Crime in the name of religion
Crimes in the name of religion are committed all over the world; Pakistan is no exception. Our rulers tell us that religious minorities are treated equally but the opposite is in fact true. In the ‘Land of the Pure’, threats, attacks, targeted killings of people from minority sects/other religions and different forms of religious hate crimes have risen considerably over the years.
A woman, her two minor granddaughters and an unborn child died earlier this week in Gujranwala, Punjab. Several others were injured. They did not die an accidental death. Their houses were set on fire on purpose by an angry mob. Footage from the scene showed people cheering while the houses were burning. These houses belonged to the minority Ahmadiyya community, a sect that has been persecuted over the decades in Pakistan after they were officially declared ‘non-Muslims’. In 2010, two Ahmadi mosques were attacked in Lahore. Around 100 Ahmadis lost their lives in those violent attacks.

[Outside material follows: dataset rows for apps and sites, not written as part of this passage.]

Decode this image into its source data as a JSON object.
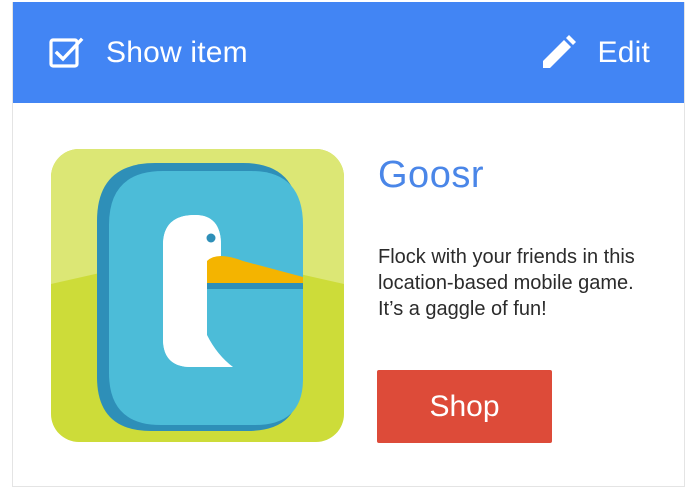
{
  "header": {
    "left_label": "Show item",
    "left_icon": "checkbox-icon",
    "right_label": "Edit",
    "right_icon": "pencil-icon"
  },
  "item": {
    "title": "Goosr",
    "description": "Flock with your friends in this location-based mobile game. It’s a gaggle of fun!",
    "button_label": "Shop",
    "icon": "goosr-app-icon"
  },
  "colors": {
    "accent": "#4285f4",
    "title": "#4a86e8",
    "button": "#dd4b39",
    "icon_bg": "#cddc39",
    "icon_letter": "#4cbcd8"
  }
}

Shaheed Salmaan Taseer, the then Governor of Punjab, was one of the few high profile leaders to have condoled with the Ahmadiyya community publicly.
After two Ahmadi mosques were attacked in Lahore in 2010, Pakistani civil rights activists protested outside the community’s mosque. Pic/AFP
The ‘justification’ given for the recent atrocious act was an allegedly blasphemous Facebook post by a member of their family. An Ahmadiyya community spokesman denied the allegation of blasphemy and said it was “completely false”. The real reason was simply the fact that these people were Ahmadis. The propaganda against the Ahmadiyya community is so widespread in our country that an attack against the Ahmadis is hardly ever condemned and is instead celebrated. Such is the fear of the Right that no outrage is expressed by our rulers when attacks against the Ahmadis take place. When Mian Nawaz Sharif expressed sadness over those attacks back then and called the Ahmadis his ‘brethren’, he was attacked by the rightwing media and the religious Right for it.
With the exception of some honourable journalists, most of the media in Pakistan has played a negative role when it comes to the minorities, especially the Ahmadis. Before the Gujranwala incident, Maulana Tahir Ashrafi — a religious scholar considered to be a ‘moderate’ mullah by some — made baseless allegations against the Ahmadis on a talk show. Such comments have led to incitement to violence in the past as had happened after Amir Liaquat’s show a few years ago. When a channel can virtually be taken off the air and a media group hounded for criticising the military establishment, why is no action taken against hatemongers spewing venom on our television screens?
It has become quite a norm in Pakistan to accuse someone falsely of committing blasphemy. According to the Human Rights Commission of Pakistan (HRCP), blasphemy cases have risen from one in 2011 to at least 68 last year, and around 100 this year alone.
Whenever one thinks that nothing can shock one any more, something terrible happens again and shakes our faith in humanity. The Gujranwala incident has done that and much more. The joy on the faces of the murderers of these innocent people will haunt our memories forever.
The writer is a Pakistani journalist. Reach her at firstname.lastname@example.org